• [Exercise objective]: Your result should be the lines holding the word "this", copied from the entries below.

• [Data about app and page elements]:
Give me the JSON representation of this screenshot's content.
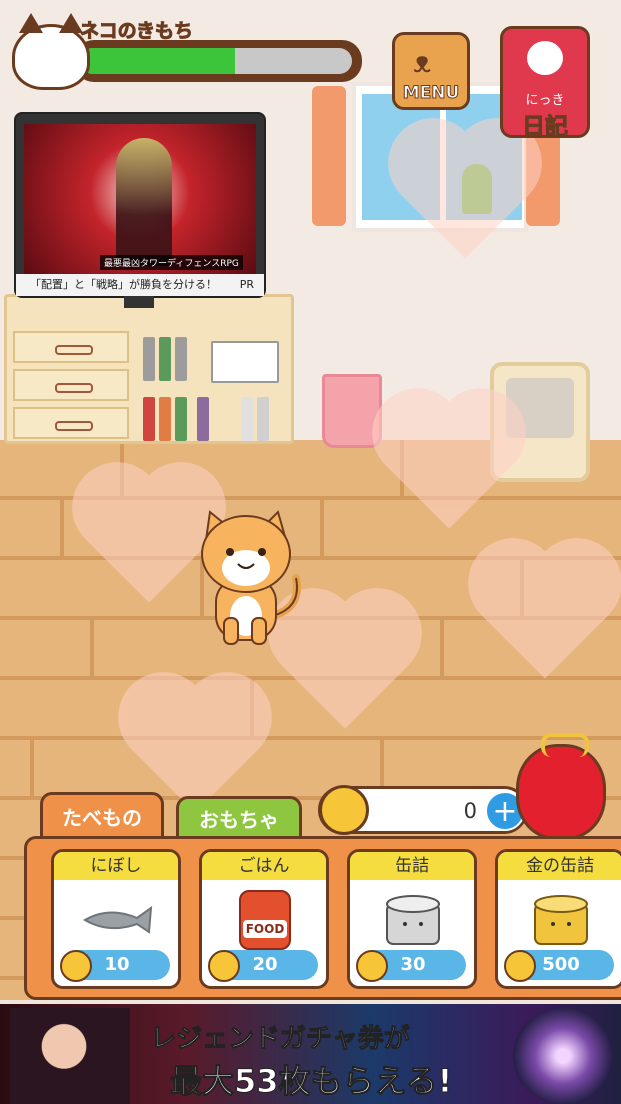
{
  "hud": {
    "mood_title": "ネコのきもち",
    "mood_level": 0.57,
    "menu_label": "MENU",
    "diary_small": "にっき",
    "diary_big": "日記"
  },
  "tv": {
    "ad_title": "最悪最凶タワーディフェンスRPG",
    "caption": "「配置」と「戦略」が勝負を分ける！",
    "pr_label": "PR"
  },
  "tabs": {
    "food": "たべもの",
    "toys": "おもちゃ"
  },
  "wallet": {
    "coins": "0",
    "add_symbol": "+"
  },
  "food_items": [
    {
      "name": "にぼし",
      "price": "10",
      "icon": "dried-fish-icon"
    },
    {
      "name": "ごはん",
      "price": "20",
      "icon": "food-bag-icon",
      "pic_label": "FOOD"
    },
    {
      "name": "缶詰",
      "price": "30",
      "icon": "cat-can-icon"
    },
    {
      "name": "金の缶詰",
      "price": "500",
      "icon": "gold-cat-can-icon"
    }
  ],
  "banner": {
    "line1": "レジェンドガチャ券が",
    "line2": "最大53枚もらえる!"
  },
  "colors": {
    "accent_orange": "#f0914a",
    "toy_green": "#8fc640",
    "outline_brown": "#6b3b1f",
    "mood_green": "#3cc43a",
    "price_blue": "#5ab6e7"
  }
}
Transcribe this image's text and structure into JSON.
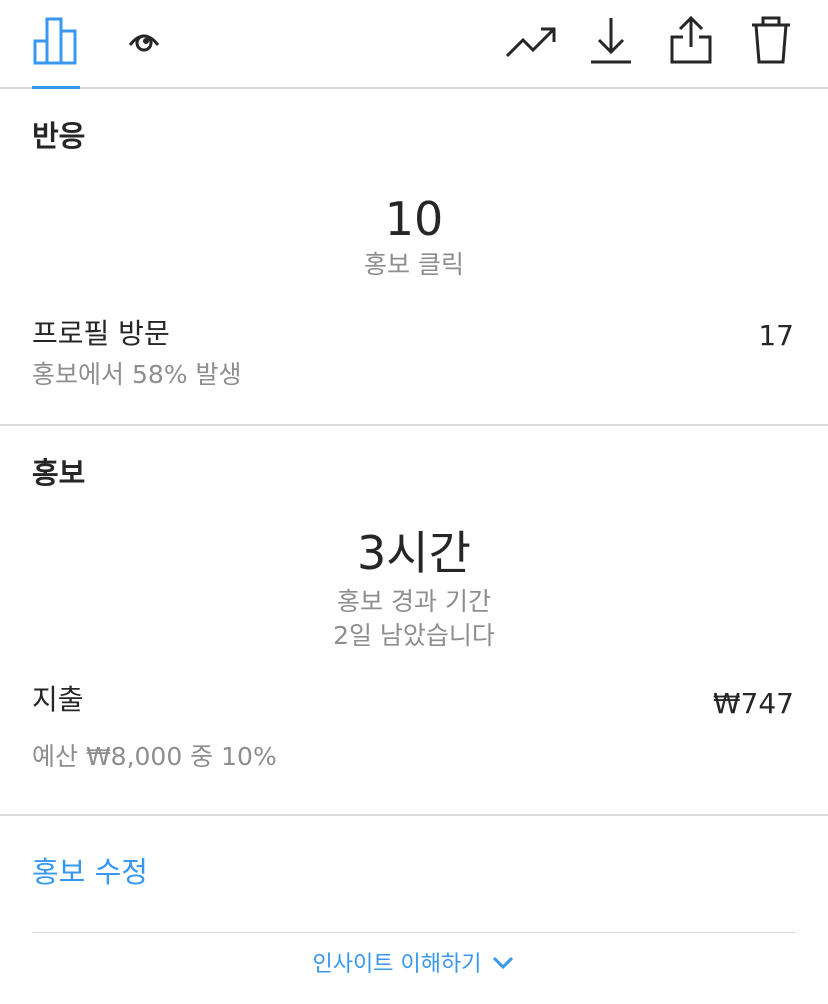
{
  "toolbar": {
    "icons": [
      "bar-chart-icon",
      "eye-icon",
      "trending-up-icon",
      "download-icon",
      "share-icon",
      "trash-icon"
    ],
    "accent_color": "#3897f0"
  },
  "engagement": {
    "title": "반응",
    "promo_clicks_value": "10",
    "promo_clicks_label": "홍보 클릭",
    "profile_visits_label": "프로필 방문",
    "profile_visits_value": "17",
    "profile_visits_sub": "홍보에서 58% 발생"
  },
  "promotion": {
    "title": "홍보",
    "elapsed_value": "3시간",
    "elapsed_label": "홍보 경과 기간",
    "remaining_label": "2일 남았습니다",
    "spend_label": "지출",
    "spend_value": "₩747",
    "budget_sub": "예산 ₩8,000 중 10%"
  },
  "actions": {
    "edit_promotion": "홍보 수정",
    "understand_insights": "인사이트 이해하기"
  }
}
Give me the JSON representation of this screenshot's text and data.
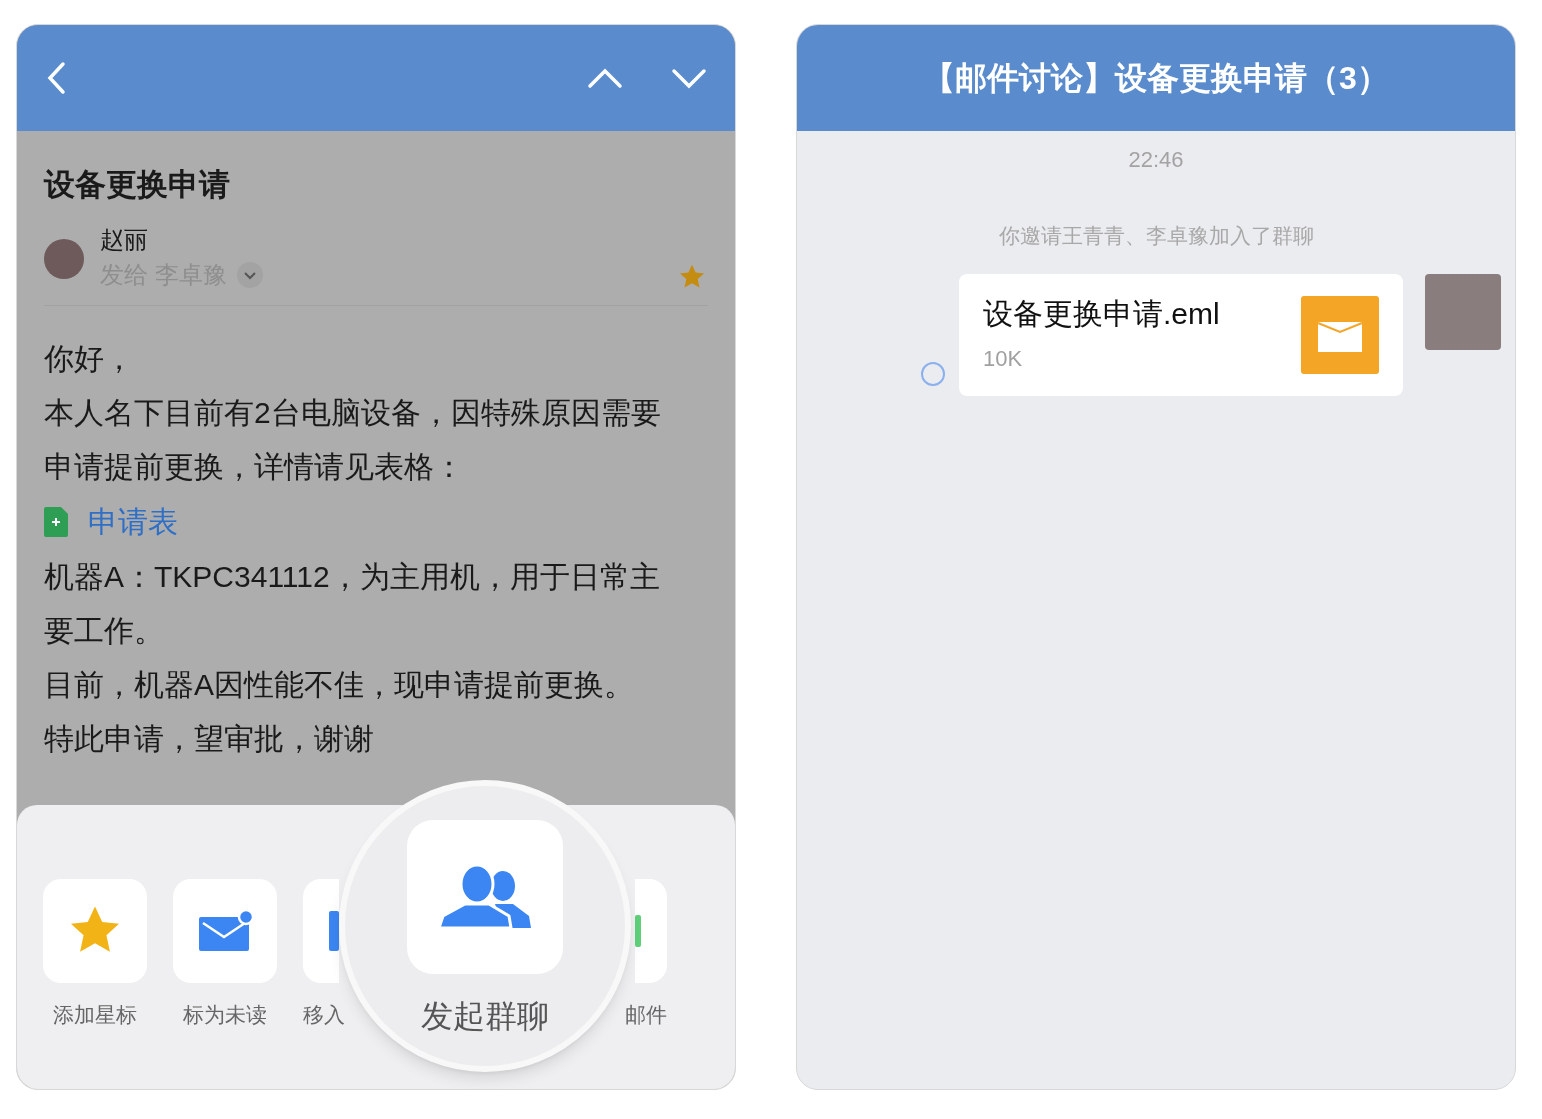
{
  "email_screen": {
    "subject": "设备更换申请",
    "sender": "赵丽",
    "recipient_line": "发给 李卓豫",
    "starred": true,
    "body": [
      {
        "kind": "text",
        "text": "你好，"
      },
      {
        "kind": "text",
        "text": "本人名下目前有2台电脑设备，因特殊原因需要申请提前更换，详情请见表格："
      },
      {
        "kind": "attachment",
        "text": "申请表"
      },
      {
        "kind": "text",
        "text": "机器A：TKPC341112，为主用机，用于日常主要工作。"
      },
      {
        "kind": "text",
        "text": "目前，机器A因性能不佳，现申请提前更换。"
      },
      {
        "kind": "text",
        "text": "特此申请，望审批，谢谢"
      }
    ],
    "actions": [
      {
        "kind": "star",
        "label": "添加星标"
      },
      {
        "kind": "unread",
        "label": "标为未读"
      },
      {
        "kind": "folder",
        "label": "移入"
      },
      {
        "kind": "green",
        "label": "邮件"
      }
    ],
    "magnified_action": {
      "label": "发起群聊"
    }
  },
  "chat_screen": {
    "title": "【邮件讨论】设备更换申请（3）",
    "time": "22:46",
    "system_message": "你邀请王青青、李卓豫加入了群聊",
    "message": {
      "file_name": "设备更换申请.eml",
      "file_size": "10K",
      "unread": true
    }
  }
}
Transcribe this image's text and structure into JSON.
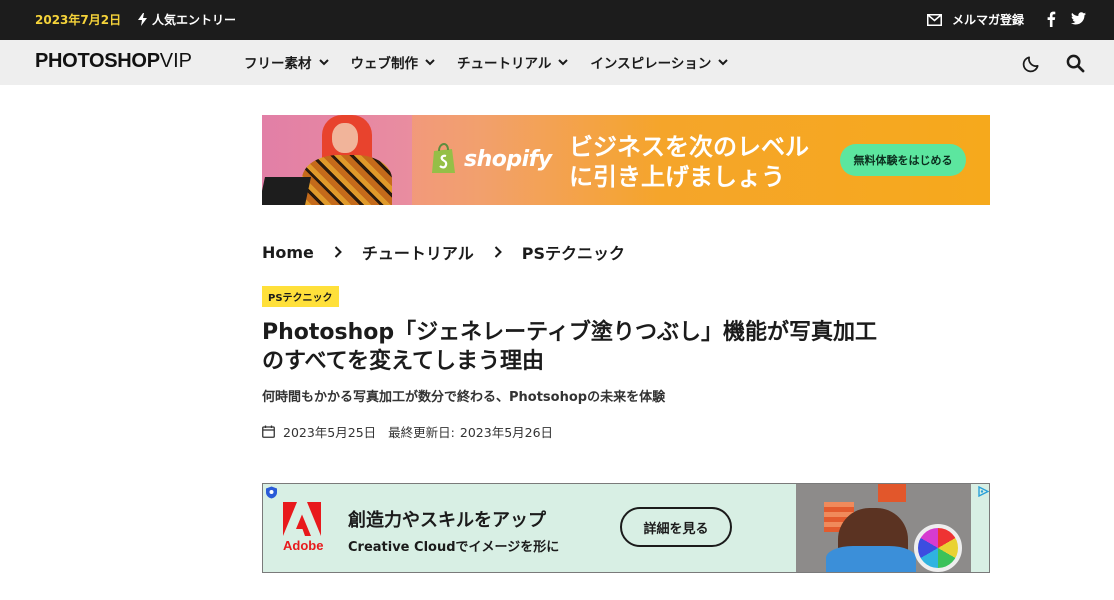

• [Task solution]:
Give me the JSON representation of this screenshot's content.
Transcribe this image's text and structure into JSON.
Give me the JSON representation of this screenshot's text and data.
Transcribe this image's text and structure into JSON.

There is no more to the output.